There has been a substantial amount of ink spilled over the American Civil War. There have been brilliant graphic novels and novels written, non-fiction and fiction, as scholars and writers all try to comprehend the idea that brothers took up arms against one another, that our young country was ever in such turmoil.
What I’ve enjoyed are the alternate histories – what could have happened. Mixed with a dose of speculative fiction – as with Harry Turtledove’s The Guns of the South – it’s a chance to stretch your imagination and think about different outcomes, different ideologies that could have emerged.
And sometimes, you just want the living hell scared out of you. That’s where Edward M. Erdelac’s Andersonville comes in.
If you’re not familiar with the prison camp at Andersonville, understand that this is a horror story enough on its own. One of the largest Confederate prison camps, over 45,000 Union soldiers were held and forced to live and work in unconscionable conditions. Almost 13,000 of these men died in the 14 months of Andersonville’s existence, and survivors were left with physical and mental scars.
Now, put that prison camp on the mouth of Hell, and you’ve got the story.
Barclay Lourdes – a Black Union soldier – enters Andersonville as a prisoner, but his presence there is very calculated. Things are going on at Andersonville, and Barclay is there to find out what’s going on. He experiences the full brutality of the camp, from the prisoners known as The Raiders, who prey on the other captives; the sadistic Sergeant Turner, who carries a bullwhip with him; and the cold autocrat, Captain Wirz. Barclay has secrets that he needs to keep in order to survive, but as he discovers more about the camp, he knows he has to risk contacting someone on the other side of the fence.

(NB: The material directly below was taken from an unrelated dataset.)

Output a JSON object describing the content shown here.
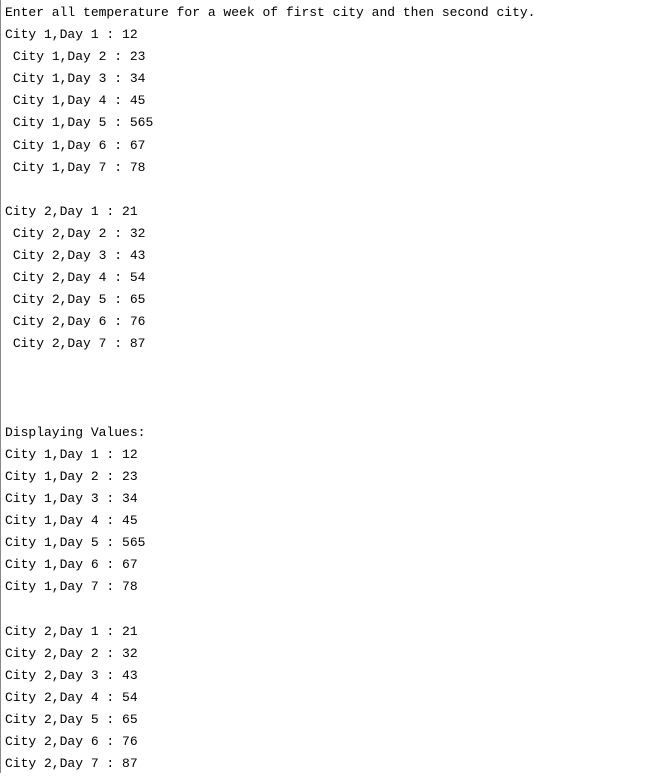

Erdelac certainly has enough material to work with by setting his novel in Andersonville: the camp itself is a living example of the seven deadly sins and the human misery they feed on. It’s the perfect location for demons to move among humans, feeding off the wretched masses and the festering dead. There are wonderfully woven layers of subplot and twists here, and solid character development.
Be warned, this is not stuff for the faint of heart. Just establishing Andersonville prison camp as a character – because it’s so much more than a setting – is deeply upsetting, because this happened. This happened here. Erdelac sugarcoats nothing in his descriptions of pestilence, death, and filth – the story progression is almost a relief, because you can reconcile in your mind the fiction vs. fact. Tell yourself, “it’s only a movie” where you can.
I loved this book and think horror fans are in for a treat. It will only be available as an ebook, but it’s absolutely worth the download.
Author: Edward M. Erdelac
Publisher: Random House/Hydra
Release Date: August 18th, 2015
Pre-order today from Amazon.com